Regarding the “open tubular” issue. I didn’t know what you were talking about, I assumed you were using the term to claim that pro races were handmade. This just proves the worthlessness of the term. Generally when people use it they are reffering to handmade clinchers where the casing is inflated then the tread glued on like a handmade tubular this is how it is most often used in marketing. Someone can correct me if I’m wrong but I don’t think pro races are made with by method. They really don’t look like it up close.

oh stelvios are made with the same shitty method as tufos which everyone agrees are more or less the shittiest tubulars available. It’s light but it’s unyielding that explains the crr, low weight and supports the idea of them riding like shit.

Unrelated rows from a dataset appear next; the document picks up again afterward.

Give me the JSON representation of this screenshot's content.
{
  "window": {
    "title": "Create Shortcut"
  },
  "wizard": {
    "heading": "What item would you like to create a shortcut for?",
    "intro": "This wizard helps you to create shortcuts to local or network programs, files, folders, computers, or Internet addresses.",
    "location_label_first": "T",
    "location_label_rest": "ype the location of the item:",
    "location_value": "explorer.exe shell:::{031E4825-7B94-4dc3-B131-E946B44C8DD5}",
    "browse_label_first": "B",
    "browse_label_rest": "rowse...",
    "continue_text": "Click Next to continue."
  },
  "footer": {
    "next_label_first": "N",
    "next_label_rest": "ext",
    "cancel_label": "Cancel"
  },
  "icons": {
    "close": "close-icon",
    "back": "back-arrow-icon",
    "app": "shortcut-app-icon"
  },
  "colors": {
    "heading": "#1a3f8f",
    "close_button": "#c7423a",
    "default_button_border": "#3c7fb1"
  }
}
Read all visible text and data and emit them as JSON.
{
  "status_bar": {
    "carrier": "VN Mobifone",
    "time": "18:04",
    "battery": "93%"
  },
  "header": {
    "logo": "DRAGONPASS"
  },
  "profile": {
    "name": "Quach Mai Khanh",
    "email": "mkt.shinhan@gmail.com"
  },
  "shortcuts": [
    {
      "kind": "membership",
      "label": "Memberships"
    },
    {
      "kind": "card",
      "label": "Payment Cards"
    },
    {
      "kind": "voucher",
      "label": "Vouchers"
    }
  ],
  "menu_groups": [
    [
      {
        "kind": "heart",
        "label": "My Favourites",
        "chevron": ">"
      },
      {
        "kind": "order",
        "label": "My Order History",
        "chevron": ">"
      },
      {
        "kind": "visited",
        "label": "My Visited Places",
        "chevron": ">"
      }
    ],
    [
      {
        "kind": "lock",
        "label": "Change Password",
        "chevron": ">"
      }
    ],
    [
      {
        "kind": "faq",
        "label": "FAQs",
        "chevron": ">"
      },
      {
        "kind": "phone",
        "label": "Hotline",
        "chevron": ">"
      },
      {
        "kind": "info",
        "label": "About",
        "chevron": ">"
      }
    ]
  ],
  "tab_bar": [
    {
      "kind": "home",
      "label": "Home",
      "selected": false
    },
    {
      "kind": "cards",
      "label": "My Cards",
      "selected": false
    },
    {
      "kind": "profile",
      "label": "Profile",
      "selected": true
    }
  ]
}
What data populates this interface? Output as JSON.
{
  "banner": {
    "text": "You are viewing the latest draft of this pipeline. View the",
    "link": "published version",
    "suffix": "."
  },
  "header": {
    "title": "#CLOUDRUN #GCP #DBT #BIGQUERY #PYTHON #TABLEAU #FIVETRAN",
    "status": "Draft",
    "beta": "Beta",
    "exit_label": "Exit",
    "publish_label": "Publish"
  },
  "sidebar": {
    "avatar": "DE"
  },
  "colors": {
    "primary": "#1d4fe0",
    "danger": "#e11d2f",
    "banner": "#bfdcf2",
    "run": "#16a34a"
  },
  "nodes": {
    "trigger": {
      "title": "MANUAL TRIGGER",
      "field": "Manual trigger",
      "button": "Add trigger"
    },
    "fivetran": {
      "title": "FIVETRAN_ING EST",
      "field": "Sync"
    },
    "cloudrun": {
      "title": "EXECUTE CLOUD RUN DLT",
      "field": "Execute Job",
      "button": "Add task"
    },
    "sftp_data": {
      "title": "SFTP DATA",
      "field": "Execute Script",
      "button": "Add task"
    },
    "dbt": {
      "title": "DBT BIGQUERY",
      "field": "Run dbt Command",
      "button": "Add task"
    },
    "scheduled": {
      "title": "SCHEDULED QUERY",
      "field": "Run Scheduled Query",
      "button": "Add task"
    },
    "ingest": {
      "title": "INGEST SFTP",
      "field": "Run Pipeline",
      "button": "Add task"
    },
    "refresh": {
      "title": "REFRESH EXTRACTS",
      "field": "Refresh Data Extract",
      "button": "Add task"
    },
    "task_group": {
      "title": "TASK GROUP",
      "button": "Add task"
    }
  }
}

I wrap my rims in paper mache made of $100 bills, the suppleness can’t be beat

moved to new thread…

So I’m getting stuff together for CX season and I’m wondering if anyone is using the Tufo Tape. I know that there are billions of discussions about this on the other board, but I don’t really want to wade through that mess, and anyway, I trust your opinions and experiences more.

FWIW, I’ve never ran Tufo tape but the two times I’ve seen someone roll a tire it was with the tape.